• Work to complete
Go through the data below line by line. Give only the number of lines that contain "server".

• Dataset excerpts
______
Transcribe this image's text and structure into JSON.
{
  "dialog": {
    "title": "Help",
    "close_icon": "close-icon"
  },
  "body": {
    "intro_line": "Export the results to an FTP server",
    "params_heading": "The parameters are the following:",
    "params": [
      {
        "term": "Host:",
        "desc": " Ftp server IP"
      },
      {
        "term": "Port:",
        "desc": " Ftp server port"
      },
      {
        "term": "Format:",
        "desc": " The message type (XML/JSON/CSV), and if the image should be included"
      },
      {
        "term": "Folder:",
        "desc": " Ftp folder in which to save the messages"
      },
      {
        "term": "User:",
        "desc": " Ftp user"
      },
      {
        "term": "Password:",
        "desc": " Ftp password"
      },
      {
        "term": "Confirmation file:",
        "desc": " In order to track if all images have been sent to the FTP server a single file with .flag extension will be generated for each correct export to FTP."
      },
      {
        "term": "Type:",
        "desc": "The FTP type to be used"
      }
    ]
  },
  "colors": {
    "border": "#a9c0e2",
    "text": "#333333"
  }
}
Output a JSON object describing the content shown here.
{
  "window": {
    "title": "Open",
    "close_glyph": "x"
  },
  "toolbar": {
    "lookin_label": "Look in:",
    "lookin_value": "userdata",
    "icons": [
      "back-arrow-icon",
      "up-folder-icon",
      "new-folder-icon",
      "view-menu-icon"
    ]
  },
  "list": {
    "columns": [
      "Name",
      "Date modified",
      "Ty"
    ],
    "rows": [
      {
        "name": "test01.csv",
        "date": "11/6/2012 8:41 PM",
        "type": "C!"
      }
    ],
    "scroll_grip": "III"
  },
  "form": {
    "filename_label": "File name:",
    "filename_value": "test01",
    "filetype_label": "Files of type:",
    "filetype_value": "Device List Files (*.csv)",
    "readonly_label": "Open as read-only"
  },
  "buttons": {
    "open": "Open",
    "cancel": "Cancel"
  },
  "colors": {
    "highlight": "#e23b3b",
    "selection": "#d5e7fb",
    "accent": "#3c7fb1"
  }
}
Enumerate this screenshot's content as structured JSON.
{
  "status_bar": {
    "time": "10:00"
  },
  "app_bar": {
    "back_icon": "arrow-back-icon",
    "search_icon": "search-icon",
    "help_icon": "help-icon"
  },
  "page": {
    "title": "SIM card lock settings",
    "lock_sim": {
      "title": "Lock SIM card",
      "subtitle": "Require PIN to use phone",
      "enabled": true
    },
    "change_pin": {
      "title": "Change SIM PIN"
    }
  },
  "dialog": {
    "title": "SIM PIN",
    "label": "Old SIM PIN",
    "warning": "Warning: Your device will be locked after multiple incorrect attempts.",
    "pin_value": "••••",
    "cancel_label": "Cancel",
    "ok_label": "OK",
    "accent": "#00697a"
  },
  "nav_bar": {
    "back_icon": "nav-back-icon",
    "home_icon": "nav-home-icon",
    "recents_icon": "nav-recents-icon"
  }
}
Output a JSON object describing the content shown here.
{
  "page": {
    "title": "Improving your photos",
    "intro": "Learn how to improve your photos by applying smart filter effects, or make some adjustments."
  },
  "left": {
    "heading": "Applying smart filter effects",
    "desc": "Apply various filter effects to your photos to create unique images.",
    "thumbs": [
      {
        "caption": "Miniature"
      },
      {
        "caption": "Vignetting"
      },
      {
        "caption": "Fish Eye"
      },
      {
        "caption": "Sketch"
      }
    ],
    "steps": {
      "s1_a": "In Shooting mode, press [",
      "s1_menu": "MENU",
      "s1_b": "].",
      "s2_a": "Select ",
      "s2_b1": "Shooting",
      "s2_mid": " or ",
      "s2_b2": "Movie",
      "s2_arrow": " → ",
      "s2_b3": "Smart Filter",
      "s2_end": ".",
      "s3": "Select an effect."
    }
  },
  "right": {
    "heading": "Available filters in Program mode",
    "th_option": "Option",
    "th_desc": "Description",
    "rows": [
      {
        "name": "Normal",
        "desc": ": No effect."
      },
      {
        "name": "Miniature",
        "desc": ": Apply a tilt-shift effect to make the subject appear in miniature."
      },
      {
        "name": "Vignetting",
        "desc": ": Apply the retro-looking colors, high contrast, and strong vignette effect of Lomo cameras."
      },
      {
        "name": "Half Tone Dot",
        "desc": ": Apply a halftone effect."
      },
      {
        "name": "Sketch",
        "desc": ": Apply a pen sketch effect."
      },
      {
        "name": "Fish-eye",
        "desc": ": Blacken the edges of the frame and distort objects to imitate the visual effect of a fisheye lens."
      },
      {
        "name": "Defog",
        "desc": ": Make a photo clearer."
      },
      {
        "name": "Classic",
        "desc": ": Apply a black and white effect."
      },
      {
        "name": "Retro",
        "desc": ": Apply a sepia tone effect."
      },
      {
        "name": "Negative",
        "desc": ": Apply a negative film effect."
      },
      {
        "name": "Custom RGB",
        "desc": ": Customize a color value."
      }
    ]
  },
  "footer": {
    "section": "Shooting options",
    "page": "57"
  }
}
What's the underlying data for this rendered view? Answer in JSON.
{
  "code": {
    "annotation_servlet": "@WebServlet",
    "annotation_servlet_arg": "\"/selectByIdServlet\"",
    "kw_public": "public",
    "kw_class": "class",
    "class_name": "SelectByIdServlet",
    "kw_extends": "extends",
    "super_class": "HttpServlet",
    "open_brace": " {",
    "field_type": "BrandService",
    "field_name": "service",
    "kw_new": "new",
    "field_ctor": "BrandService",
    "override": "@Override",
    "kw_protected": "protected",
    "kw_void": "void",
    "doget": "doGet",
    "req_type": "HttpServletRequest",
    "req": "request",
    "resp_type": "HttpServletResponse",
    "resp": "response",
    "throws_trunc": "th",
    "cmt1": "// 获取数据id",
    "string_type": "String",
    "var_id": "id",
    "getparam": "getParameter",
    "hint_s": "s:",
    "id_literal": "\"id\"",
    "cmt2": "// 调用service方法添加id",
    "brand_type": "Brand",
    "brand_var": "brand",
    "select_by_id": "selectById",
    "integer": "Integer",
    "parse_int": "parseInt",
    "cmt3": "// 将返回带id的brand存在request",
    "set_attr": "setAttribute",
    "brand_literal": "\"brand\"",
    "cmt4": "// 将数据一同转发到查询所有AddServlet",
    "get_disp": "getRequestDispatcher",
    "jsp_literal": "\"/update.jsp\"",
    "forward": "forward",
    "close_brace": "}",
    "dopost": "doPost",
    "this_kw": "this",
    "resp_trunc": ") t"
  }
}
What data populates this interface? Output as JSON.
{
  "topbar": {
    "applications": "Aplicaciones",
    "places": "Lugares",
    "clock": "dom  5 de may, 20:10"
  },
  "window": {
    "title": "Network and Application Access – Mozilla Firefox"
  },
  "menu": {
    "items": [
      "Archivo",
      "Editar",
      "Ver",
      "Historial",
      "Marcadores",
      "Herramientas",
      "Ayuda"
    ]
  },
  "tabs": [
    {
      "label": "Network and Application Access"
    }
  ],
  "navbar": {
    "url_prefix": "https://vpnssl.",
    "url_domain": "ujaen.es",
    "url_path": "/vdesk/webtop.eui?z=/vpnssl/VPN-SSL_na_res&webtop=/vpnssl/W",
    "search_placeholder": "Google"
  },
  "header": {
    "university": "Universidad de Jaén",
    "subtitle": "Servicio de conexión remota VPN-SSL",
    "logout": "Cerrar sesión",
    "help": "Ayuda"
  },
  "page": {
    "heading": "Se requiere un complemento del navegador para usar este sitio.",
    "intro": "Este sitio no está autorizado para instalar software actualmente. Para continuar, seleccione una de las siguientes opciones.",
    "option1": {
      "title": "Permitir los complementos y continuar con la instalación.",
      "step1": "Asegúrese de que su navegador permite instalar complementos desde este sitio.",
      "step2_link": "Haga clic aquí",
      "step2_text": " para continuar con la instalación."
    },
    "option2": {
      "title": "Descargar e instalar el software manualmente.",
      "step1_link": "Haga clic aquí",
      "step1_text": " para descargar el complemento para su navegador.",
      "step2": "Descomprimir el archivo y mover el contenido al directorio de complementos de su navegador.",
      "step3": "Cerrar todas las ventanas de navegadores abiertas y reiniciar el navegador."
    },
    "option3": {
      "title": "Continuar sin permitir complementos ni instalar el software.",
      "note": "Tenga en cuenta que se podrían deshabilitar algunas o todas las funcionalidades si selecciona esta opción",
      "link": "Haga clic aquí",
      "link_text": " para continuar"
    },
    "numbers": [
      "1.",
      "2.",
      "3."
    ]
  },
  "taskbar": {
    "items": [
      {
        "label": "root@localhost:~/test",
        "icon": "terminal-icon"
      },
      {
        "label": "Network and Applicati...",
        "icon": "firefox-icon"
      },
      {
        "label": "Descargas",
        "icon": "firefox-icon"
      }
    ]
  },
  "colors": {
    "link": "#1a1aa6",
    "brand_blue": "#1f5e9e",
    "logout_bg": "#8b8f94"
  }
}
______
• Response to the task
4